Information given:
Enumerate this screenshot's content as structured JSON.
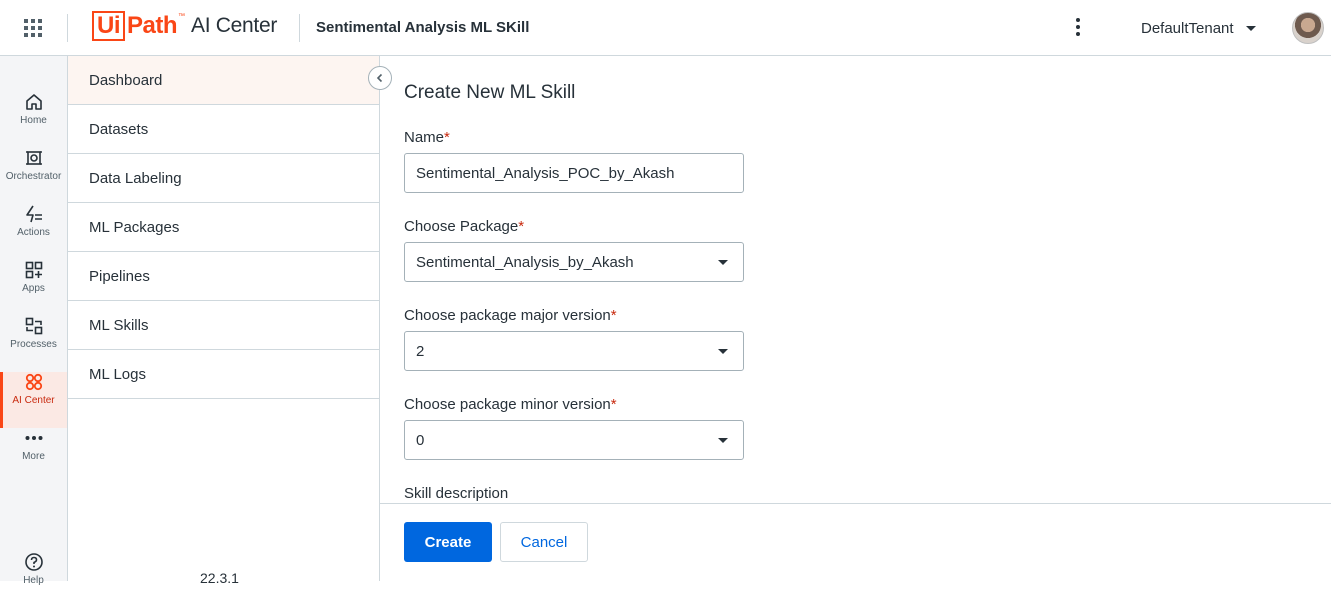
{
  "header": {
    "logo_ui": "Ui",
    "logo_path": "Path",
    "logo_tm": "™",
    "logo_product": "AI Center",
    "service_title": "Sentimental Analysis ML SKill",
    "tenant": "DefaultTenant",
    "icons": {
      "apps": "grid-apps-icon",
      "menu": "kebab-menu-icon",
      "tenant_caret": "caret-down-icon",
      "avatar": "user-avatar"
    }
  },
  "rail": {
    "items": [
      {
        "label": "Home",
        "icon": "home-icon"
      },
      {
        "label": "Orchestrator",
        "icon": "orchestrator-icon"
      },
      {
        "label": "Actions",
        "icon": "actions-icon"
      },
      {
        "label": "Apps",
        "icon": "apps-icon"
      },
      {
        "label": "Processes",
        "icon": "processes-icon"
      },
      {
        "label": "AI Center",
        "icon": "ai-center-icon",
        "active": true
      },
      {
        "label": "More",
        "icon": "more-icon"
      },
      {
        "label": "Help",
        "icon": "help-icon"
      }
    ]
  },
  "subnav": {
    "items": [
      {
        "label": "Dashboard",
        "active": true
      },
      {
        "label": "Datasets"
      },
      {
        "label": "Data Labeling"
      },
      {
        "label": "ML Packages"
      },
      {
        "label": "Pipelines"
      },
      {
        "label": "ML Skills"
      },
      {
        "label": "ML Logs"
      }
    ],
    "version": "22.3.1"
  },
  "form": {
    "title": "Create New ML Skill",
    "required_marker": "*",
    "name": {
      "label": "Name",
      "value": "Sentimental_Analysis_POC_by_Akash"
    },
    "package": {
      "label": "Choose Package",
      "value": "Sentimental_Analysis_by_Akash"
    },
    "major_version": {
      "label": "Choose package major version",
      "value": "2"
    },
    "minor_version": {
      "label": "Choose package minor version",
      "value": "0"
    },
    "description": {
      "label": "Skill description"
    }
  },
  "footer": {
    "create_label": "Create",
    "cancel_label": "Cancel"
  },
  "colors": {
    "brand": "#fa4616",
    "primary": "#0067df",
    "required": "#c8290e",
    "border": "#cfd8dd"
  }
}
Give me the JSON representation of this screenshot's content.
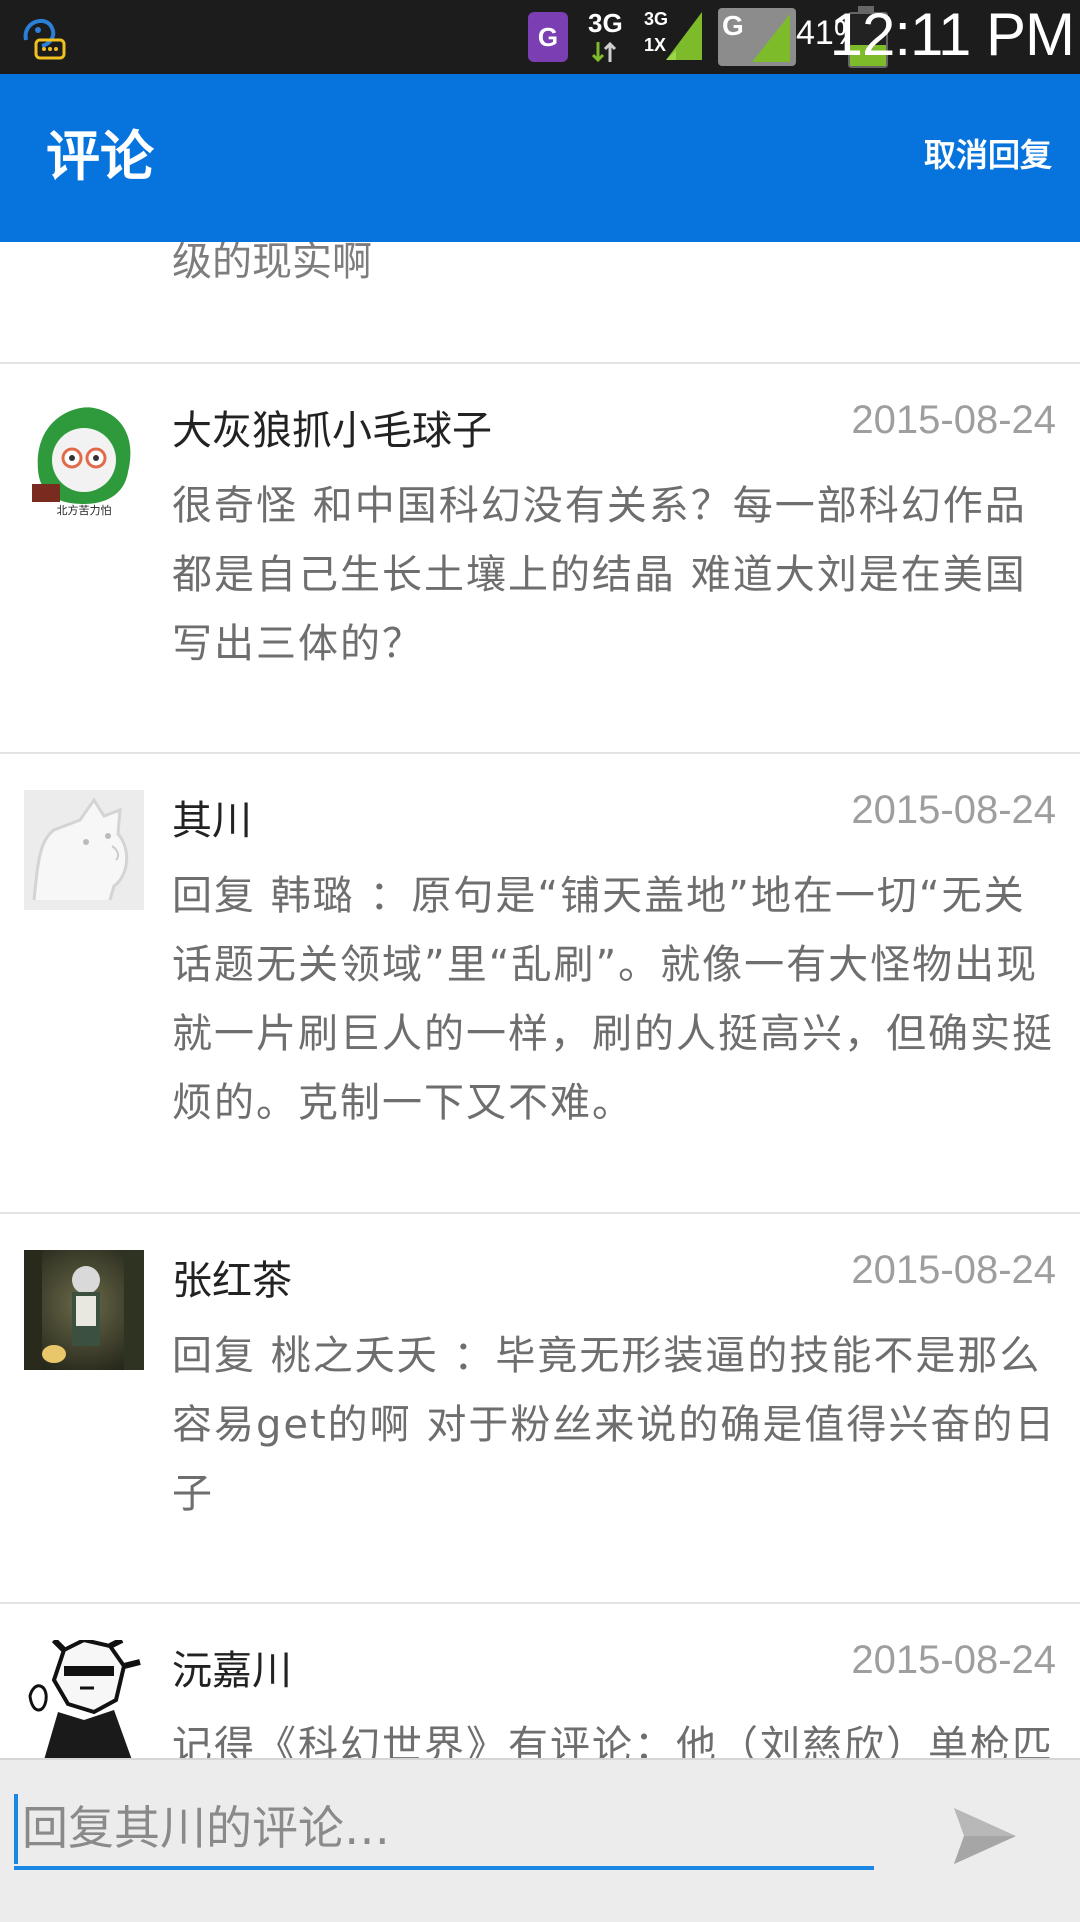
{
  "status_bar": {
    "net_badge": "G",
    "net_type": "3G",
    "net_type_small_top": "3G",
    "net_type_small_bottom": "1X",
    "signal_box_label": "G",
    "battery_percent": "41%",
    "battery_level": 0.41,
    "time": "12:11 PM",
    "colors": {
      "badge": "#7b3fb3",
      "signal": "#7dbb2b"
    }
  },
  "header": {
    "title": "评论",
    "action": "取消回复",
    "color": "#0774dd"
  },
  "partial_previous": {
    "text": "级的现实啊"
  },
  "comments": [
    {
      "name": "大灰狼抓小毛球子",
      "date": "2015-08-24",
      "content": "很奇怪 和中国科幻没有关系？每一部科幻作品都是自己生长土壤上的结晶 难道大刘是在美国写出三体的？",
      "avatar_label": "北方苦力怕"
    },
    {
      "name": "其川",
      "date": "2015-08-24",
      "content": "回复 韩璐 ：原句是“铺天盖地”地在一切“无关话题无关领域”里“乱刷”。就像一有大怪物出现就一片刷巨人的一样，刷的人挺高兴，但确实挺烦的。克制一下又不难。"
    },
    {
      "name": "张红茶",
      "date": "2015-08-24",
      "content": "回复 桃之夭夭 ：毕竟无形装逼的技能不是那么容易get的啊 对于粉丝来说的确是值得兴奋的日子"
    },
    {
      "name": "沅嘉川",
      "date": "2015-08-24",
      "content": "记得《科幻世界》有评论：他（刘慈欣）单枪匹"
    }
  ],
  "input": {
    "placeholder": "回复其川的评论…",
    "value": ""
  }
}
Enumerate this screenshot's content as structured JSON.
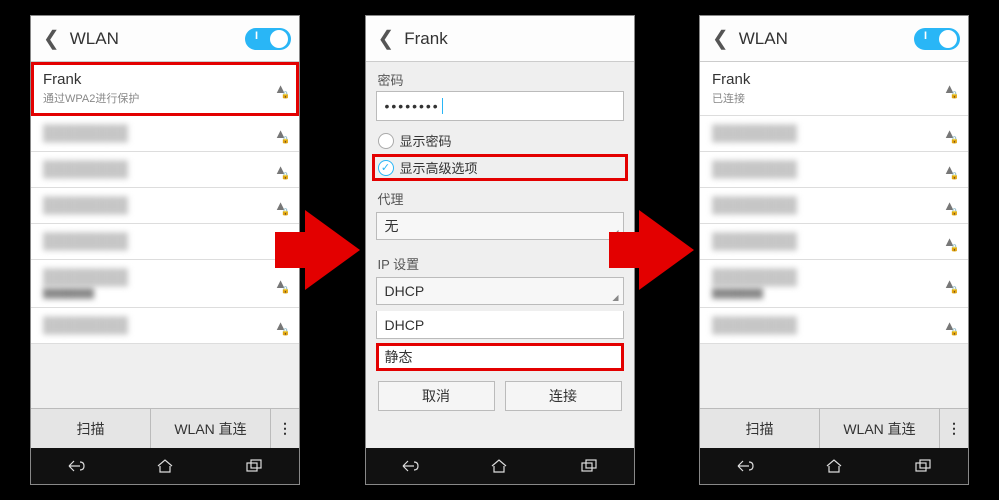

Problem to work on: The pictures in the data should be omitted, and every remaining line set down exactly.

Expected answer:
Enumerate this screenshot's content as structured JSON.
{
  "header": {
    "logo_ui": "Ui",
    "logo_path": "Path",
    "logo_tm": "™",
    "logo_product": "AI Center",
    "service_title": "Sentimental Analysis ML SKill",
    "tenant": "DefaultTenant",
    "icons": {
      "apps": "grid-apps-icon",
      "menu": "kebab-menu-icon",
      "tenant_caret": "caret-down-icon",
      "avatar": "user-avatar"
    }
  },
  "rail": {
    "items": [
      {
        "label": "Home",
        "icon": "home-icon"
      },
      {
        "label": "Orchestrator",
        "icon": "orchestrator-icon"
      },
      {
        "label": "Actions",
        "icon": "actions-icon"
      },
      {
        "label": "Apps",
        "icon": "apps-icon"
      },
      {
        "label": "Processes",
        "icon": "processes-icon"
      },
      {
        "label": "AI Center",
        "icon": "ai-center-icon",
        "active": true
      },
      {
        "label": "More",
        "icon": "more-icon"
      },
      {
        "label": "Help",
        "icon": "help-icon"
      }
    ]
  },
  "subnav": {
    "items": [
      {
        "label": "Dashboard",
        "active": true
      },
      {
        "label": "Datasets"
      },
      {
        "label": "Data Labeling"
      },
      {
        "label": "ML Packages"
      },
      {
        "label": "Pipelines"
      },
      {
        "label": "ML Skills"
      },
      {
        "label": "ML Logs"
      }
    ],
    "version": "22.3.1"
  },
  "form": {
    "title": "Create New ML Skill",
    "required_marker": "*",
    "name": {
      "label": "Name",
      "value": "Sentimental_Analysis_POC_by_Akash"
    },
    "package": {
      "label": "Choose Package",
      "value": "Sentimental_Analysis_by_Akash"
    },
    "major_version": {
      "label": "Choose package major version",
      "value": "2"
    },
    "minor_version": {
      "label": "Choose package minor version",
      "value": "0"
    },
    "description": {
      "label": "Skill description"
    }
  },
  "footer": {
    "create_label": "Create",
    "cancel_label": "Cancel"
  },
  "colors": {
    "brand": "#fa4616",
    "primary": "#0067df",
    "required": "#c8290e",
    "border": "#cfd8dd"
  }
}
Give me the JSON representation of this screenshot's content.
{
  "status_bar": {
    "net_badge": "G",
    "net_type": "3G",
    "net_type_small_top": "3G",
    "net_type_small_bottom": "1X",
    "signal_box_label": "G",
    "battery_percent": "41%",
    "battery_level": 0.41,
    "time": "12:11 PM",
    "colors": {
      "badge": "#7b3fb3",
      "signal": "#7dbb2b"
    }
  },
  "header": {
    "title": "评论",
    "action": "取消回复",
    "color": "#0774dd"
  },
  "partial_previous": {
    "text": "级的现实啊"
  },
  "comments": [
    {
      "name": "大灰狼抓小毛球子",
      "date": "2015-08-24",
      "content": "很奇怪 和中国科幻没有关系？每一部科幻作品都是自己生长土壤上的结晶 难道大刘是在美国写出三体的？",
      "avatar_label": "北方苦力怕"
    },
    {
      "name": "其川",
      "date": "2015-08-24",
      "content": "回复 韩璐 ：原句是“铺天盖地”地在一切“无关话题无关领域”里“乱刷”。就像一有大怪物出现就一片刷巨人的一样，刷的人挺高兴，但确实挺烦的。克制一下又不难。"
    },
    {
      "name": "张红茶",
      "date": "2015-08-24",
      "content": "回复 桃之夭夭 ：毕竟无形装逼的技能不是那么容易get的啊 对于粉丝来说的确是值得兴奋的日子"
    },
    {
      "name": "沅嘉川",
      "date": "2015-08-24",
      "content": "记得《科幻世界》有评论：他（刘慈欣）单枪匹"
    }
  ],
  "input": {
    "placeholder": "回复其川的评论…",
    "value": ""
  }
}
Enumerate this screenshot's content as structured JSON.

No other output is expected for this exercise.